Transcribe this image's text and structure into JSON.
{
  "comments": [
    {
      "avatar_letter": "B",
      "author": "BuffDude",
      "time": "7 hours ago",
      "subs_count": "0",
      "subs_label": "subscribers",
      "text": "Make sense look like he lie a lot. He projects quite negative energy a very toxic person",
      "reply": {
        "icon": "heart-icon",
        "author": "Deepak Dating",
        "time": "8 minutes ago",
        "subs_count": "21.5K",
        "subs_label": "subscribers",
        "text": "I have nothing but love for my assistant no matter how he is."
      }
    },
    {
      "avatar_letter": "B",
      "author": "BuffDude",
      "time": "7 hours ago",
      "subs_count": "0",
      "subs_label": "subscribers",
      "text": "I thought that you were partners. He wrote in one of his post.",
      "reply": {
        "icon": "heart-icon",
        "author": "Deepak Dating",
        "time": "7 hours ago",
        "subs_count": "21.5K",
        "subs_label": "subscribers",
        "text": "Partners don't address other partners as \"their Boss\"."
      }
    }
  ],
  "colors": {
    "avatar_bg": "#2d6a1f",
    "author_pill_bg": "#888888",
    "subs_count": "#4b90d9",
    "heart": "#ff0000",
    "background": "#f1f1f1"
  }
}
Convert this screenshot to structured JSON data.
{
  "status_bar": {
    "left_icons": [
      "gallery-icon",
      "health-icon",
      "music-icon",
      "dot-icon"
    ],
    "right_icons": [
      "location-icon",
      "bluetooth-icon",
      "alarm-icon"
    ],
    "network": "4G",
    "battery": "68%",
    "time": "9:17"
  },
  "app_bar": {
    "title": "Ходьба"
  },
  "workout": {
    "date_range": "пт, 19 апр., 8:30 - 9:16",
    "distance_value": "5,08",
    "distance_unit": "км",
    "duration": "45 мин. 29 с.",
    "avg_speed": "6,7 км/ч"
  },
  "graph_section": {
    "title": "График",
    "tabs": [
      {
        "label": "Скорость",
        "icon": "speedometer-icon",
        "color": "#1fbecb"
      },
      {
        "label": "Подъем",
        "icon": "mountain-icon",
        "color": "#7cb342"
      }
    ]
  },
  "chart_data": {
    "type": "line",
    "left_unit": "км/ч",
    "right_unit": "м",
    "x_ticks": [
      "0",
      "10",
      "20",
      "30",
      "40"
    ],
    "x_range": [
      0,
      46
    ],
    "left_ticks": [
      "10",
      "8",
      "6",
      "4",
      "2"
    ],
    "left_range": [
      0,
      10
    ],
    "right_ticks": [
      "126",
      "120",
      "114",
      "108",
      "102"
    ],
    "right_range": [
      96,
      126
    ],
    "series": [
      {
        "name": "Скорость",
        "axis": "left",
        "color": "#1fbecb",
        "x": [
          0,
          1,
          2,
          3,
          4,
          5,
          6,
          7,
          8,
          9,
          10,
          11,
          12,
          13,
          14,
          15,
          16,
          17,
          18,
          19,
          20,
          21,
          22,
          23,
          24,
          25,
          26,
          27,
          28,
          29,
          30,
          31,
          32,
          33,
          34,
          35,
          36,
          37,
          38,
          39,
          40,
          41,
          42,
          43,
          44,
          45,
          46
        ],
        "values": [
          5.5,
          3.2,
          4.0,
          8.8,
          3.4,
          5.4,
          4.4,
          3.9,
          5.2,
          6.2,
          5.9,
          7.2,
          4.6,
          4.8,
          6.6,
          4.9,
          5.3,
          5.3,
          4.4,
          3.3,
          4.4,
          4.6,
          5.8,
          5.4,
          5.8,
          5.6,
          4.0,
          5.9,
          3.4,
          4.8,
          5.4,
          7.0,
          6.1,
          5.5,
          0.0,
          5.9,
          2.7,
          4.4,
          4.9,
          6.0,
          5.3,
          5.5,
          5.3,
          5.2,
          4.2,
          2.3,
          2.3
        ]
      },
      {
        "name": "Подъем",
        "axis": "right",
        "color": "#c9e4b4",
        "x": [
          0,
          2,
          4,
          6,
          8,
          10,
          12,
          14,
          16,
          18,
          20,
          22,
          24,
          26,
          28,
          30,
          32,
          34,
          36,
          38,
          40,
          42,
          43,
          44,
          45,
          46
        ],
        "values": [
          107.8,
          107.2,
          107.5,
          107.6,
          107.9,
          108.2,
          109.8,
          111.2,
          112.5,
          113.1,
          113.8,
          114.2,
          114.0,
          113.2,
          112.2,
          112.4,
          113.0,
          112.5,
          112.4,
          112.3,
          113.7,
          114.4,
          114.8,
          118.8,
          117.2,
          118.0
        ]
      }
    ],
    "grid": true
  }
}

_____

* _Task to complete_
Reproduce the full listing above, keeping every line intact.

* _Solution_
Transcribe this image's text and structure into JSON.
{
  "comments": [
    {
      "avatar_letter": "B",
      "author": "BuffDude",
      "time": "7 hours ago",
      "subs_count": "0",
      "subs_label": "subscribers",
      "text": "Make sense look like he lie a lot. He projects quite negative energy a very toxic person",
      "reply": {
        "icon": "heart-icon",
        "author": "Deepak Dating",
        "time": "8 minutes ago",
        "subs_count": "21.5K",
        "subs_label": "subscribers",
        "text": "I have nothing but love for my assistant no matter how he is."
      }
    },
    {
      "avatar_letter": "B",
      "author": "BuffDude",
      "time": "7 hours ago",
      "subs_count": "0",
      "subs_label": "subscribers",
      "text": "I thought that you were partners. He wrote in one of his post.",
      "reply": {
        "icon": "heart-icon",
        "author": "Deepak Dating",
        "time": "7 hours ago",
        "subs_count": "21.5K",
        "subs_label": "subscribers",
        "text": "Partners don't address other partners as \"their Boss\"."
      }
    }
  ],
  "colors": {
    "avatar_bg": "#2d6a1f",
    "author_pill_bg": "#888888",
    "subs_count": "#4b90d9",
    "heart": "#ff0000",
    "background": "#f1f1f1"
  }
}
Convert this screenshot to structured JSON data.
{
  "status_bar": {
    "left_icons": [
      "gallery-icon",
      "health-icon",
      "music-icon",
      "dot-icon"
    ],
    "right_icons": [
      "location-icon",
      "bluetooth-icon",
      "alarm-icon"
    ],
    "network": "4G",
    "battery": "68%",
    "time": "9:17"
  },
  "app_bar": {
    "title": "Ходьба"
  },
  "workout": {
    "date_range": "пт, 19 апр., 8:30 - 9:16",
    "distance_value": "5,08",
    "distance_unit": "км",
    "duration": "45 мин. 29 с.",
    "avg_speed": "6,7 км/ч"
  },
  "graph_section": {
    "title": "График",
    "tabs": [
      {
        "label": "Скорость",
        "icon": "speedometer-icon",
        "color": "#1fbecb"
      },
      {
        "label": "Подъем",
        "icon": "mountain-icon",
        "color": "#7cb342"
      }
    ]
  },
  "chart_data": {
    "type": "line",
    "left_unit": "км/ч",
    "right_unit": "м",
    "x_ticks": [
      "0",
      "10",
      "20",
      "30",
      "40"
    ],
    "x_range": [
      0,
      46
    ],
    "left_ticks": [
      "10",
      "8",
      "6",
      "4",
      "2"
    ],
    "left_range": [
      0,
      10
    ],
    "right_ticks": [
      "126",
      "120",
      "114",
      "108",
      "102"
    ],
    "right_range": [
      96,
      126
    ],
    "series": [
      {
        "name": "Скорость",
        "axis": "left",
        "color": "#1fbecb",
        "x": [
          0,
          1,
          2,
          3,
          4,
          5,
          6,
          7,
          8,
          9,
          10,
          11,
          12,
          13,
          14,
          15,
          16,
          17,
          18,
          19,
          20,
          21,
          22,
          23,
          24,
          25,
          26,
          27,
          28,
          29,
          30,
          31,
          32,
          33,
          34,
          35,
          36,
          37,
          38,
          39,
          40,
          41,
          42,
          43,
          44,
          45,
          46
        ],
        "values": [
          5.5,
          3.2,
          4.0,
          8.8,
          3.4,
          5.4,
          4.4,
          3.9,
          5.2,
          6.2,
          5.9,
          7.2,
          4.6,
          4.8,
          6.6,
          4.9,
          5.3,
          5.3,
          4.4,
          3.3,
          4.4,
          4.6,
          5.8,
          5.4,
          5.8,
          5.6,
          4.0,
          5.9,
          3.4,
          4.8,
          5.4,
          7.0,
          6.1,
          5.5,
          0.0,
          5.9,
          2.7,
          4.4,
          4.9,
          6.0,
          5.3,
          5.5,
          5.3,
          5.2,
          4.2,
          2.3,
          2.3
        ]
      },
      {
        "name": "Подъем",
        "axis": "right",
        "color": "#c9e4b4",
        "x": [
          0,
          2,
          4,
          6,
          8,
          10,
          12,
          14,
          16,
          18,
          20,
          22,
          24,
          26,
          28,
          30,
          32,
          34,
          36,
          38,
          40,
          42,
          43,
          44,
          45,
          46
        ],
        "values": [
          107.8,
          107.2,
          107.5,
          107.6,
          107.9,
          108.2,
          109.8,
          111.2,
          112.5,
          113.1,
          113.8,
          114.2,
          114.0,
          113.2,
          112.2,
          112.4,
          113.0,
          112.5,
          112.4,
          112.3,
          113.7,
          114.4,
          114.8,
          118.8,
          117.2,
          118.0
        ]
      }
    ],
    "grid": true
  }
}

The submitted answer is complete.